Modes of acquisition 

We acquire most of our artists’ books directly from artists, through purchase and donation; we supplement these acquisitions with purchases made from the catalogs of book-dealers and galleries, by donations from various other sources, and by transfer from other collections within the New Brunswick libraries. 

Resource sharing policy 

Like all materials in Special Collections and University Archives, items in the artists’ book collection can be accessed outside of Rutgers through several cooperative access arrangements, including the OCLC Research Library Partnership SHARES Consortium. However, titles that are very fragile or irreplaceable (including one-of-a-kind objects) are not shared without the curator’s approval. The curator of the artists’ book collection will consider requests to photocopy, or scan materials needed by other institutions subject to several criteria: condition of materials, limitations (if any) imposed by the terms of acquisition, and the photoduplication policy of SCUA. 

Deaccessioning policy 

Items in the Artists’ Book Collection are not deaccessioned. However, artists’ books that might be included within a larger donation but do not fit our collecting criteria may be rejected and disposed of as described in our deed of gift. It is our hope that we could provide a suitable home for an artists’ book given into our possession but inappropriate for our collection. 

For information on deaccessioning rare books see the Collection Policy for Special Collections and University Archives (

Procedures for reviewing the policy and its implementation

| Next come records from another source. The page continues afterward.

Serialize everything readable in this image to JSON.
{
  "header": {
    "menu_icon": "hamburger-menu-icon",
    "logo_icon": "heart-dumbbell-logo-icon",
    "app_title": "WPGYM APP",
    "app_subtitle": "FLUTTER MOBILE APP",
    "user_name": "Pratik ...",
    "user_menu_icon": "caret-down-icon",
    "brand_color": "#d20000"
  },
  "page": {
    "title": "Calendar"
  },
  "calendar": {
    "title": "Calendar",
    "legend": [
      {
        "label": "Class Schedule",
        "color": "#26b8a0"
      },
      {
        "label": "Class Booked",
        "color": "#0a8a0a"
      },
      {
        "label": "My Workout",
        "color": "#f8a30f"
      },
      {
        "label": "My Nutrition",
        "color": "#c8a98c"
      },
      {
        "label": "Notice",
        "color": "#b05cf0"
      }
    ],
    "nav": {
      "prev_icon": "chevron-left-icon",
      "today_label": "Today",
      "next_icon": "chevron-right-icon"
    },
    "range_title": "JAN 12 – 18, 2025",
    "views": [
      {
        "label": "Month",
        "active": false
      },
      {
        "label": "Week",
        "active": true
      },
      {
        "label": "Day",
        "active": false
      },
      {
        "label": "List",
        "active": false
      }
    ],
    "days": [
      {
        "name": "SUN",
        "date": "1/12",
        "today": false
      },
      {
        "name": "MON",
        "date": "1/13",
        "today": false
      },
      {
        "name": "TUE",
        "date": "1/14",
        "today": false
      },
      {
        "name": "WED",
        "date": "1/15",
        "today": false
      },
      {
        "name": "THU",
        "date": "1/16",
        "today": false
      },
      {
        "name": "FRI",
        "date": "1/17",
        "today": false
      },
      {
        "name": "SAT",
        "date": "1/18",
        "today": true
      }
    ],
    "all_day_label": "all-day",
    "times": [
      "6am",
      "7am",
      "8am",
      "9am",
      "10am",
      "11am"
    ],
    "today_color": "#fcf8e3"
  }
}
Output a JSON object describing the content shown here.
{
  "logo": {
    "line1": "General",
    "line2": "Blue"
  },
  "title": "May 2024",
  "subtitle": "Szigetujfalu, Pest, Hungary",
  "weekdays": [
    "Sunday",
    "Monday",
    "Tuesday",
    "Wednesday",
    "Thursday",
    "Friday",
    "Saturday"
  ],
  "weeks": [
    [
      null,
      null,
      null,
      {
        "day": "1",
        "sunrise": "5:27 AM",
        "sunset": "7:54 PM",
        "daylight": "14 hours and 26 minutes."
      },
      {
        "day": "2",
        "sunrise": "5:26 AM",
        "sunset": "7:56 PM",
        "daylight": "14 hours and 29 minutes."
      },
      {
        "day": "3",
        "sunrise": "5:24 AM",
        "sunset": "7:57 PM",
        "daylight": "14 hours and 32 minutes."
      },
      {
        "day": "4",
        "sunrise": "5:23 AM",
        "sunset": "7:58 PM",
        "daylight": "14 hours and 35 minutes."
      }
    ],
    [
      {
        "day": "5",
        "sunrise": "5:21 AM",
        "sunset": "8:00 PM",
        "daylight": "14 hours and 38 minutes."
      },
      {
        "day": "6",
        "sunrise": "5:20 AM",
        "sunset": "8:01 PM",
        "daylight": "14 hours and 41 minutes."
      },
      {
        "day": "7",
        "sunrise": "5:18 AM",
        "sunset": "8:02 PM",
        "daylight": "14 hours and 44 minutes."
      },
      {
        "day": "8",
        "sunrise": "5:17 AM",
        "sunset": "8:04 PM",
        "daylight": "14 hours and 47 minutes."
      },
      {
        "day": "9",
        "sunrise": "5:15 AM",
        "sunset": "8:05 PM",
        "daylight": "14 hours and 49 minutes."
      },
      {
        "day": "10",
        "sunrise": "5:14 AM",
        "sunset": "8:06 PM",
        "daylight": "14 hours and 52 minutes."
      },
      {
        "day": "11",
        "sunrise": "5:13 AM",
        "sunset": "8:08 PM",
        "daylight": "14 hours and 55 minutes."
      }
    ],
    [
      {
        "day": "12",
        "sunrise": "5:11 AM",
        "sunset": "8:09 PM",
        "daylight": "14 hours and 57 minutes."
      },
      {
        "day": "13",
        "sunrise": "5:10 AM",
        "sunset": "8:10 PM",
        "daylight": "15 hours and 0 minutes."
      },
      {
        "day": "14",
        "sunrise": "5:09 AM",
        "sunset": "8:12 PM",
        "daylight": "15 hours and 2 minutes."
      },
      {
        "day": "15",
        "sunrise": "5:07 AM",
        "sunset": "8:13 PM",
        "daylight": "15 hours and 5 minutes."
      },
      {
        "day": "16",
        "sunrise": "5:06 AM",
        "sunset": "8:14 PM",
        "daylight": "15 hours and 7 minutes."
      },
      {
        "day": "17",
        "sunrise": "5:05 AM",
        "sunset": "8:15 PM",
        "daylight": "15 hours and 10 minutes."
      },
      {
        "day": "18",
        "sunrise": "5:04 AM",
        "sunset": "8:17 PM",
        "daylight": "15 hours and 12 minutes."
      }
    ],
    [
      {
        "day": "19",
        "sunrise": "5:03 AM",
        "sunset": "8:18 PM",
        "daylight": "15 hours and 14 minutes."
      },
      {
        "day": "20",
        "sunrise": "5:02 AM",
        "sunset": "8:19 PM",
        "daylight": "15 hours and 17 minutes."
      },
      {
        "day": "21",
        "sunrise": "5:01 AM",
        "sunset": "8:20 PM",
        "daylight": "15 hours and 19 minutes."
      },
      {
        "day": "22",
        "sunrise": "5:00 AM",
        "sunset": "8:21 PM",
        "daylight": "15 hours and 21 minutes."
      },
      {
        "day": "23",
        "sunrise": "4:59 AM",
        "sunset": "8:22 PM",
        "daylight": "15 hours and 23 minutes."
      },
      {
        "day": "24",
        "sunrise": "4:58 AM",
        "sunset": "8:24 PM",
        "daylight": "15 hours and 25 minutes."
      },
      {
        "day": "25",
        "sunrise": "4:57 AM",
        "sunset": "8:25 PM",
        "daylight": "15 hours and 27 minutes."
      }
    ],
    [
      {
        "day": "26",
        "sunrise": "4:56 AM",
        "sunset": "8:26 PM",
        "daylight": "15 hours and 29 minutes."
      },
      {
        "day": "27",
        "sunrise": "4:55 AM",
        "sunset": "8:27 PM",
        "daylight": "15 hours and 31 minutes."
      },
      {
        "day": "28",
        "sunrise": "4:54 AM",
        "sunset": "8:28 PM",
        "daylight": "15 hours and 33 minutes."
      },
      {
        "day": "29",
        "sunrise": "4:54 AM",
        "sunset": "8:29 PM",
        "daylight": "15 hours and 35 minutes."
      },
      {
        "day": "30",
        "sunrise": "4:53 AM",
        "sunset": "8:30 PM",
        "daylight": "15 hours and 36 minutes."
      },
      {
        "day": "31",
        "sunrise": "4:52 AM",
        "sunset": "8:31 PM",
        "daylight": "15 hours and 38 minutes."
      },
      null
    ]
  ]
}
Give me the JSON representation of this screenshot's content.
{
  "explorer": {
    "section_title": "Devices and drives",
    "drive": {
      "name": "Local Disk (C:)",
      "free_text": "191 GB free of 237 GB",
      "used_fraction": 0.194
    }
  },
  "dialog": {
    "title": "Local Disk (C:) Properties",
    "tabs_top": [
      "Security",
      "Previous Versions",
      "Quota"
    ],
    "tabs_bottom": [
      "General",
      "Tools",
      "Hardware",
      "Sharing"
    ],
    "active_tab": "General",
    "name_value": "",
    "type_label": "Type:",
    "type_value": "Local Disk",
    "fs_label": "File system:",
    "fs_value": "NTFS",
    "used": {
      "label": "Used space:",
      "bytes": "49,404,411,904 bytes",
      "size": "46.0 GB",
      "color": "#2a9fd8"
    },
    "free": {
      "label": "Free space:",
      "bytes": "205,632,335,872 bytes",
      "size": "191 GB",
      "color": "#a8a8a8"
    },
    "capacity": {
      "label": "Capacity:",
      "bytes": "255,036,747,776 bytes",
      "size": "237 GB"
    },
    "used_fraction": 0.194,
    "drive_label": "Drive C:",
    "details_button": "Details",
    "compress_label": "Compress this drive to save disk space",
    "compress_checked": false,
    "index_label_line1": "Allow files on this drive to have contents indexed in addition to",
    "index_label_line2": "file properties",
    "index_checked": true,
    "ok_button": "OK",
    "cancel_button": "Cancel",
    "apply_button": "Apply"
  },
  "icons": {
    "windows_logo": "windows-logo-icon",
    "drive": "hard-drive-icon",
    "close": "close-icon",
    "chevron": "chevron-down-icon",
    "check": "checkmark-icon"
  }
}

This policy will be reviewed, evaluated, and changed as necessary to meet the goals of the university and the New Brunswick Libraries.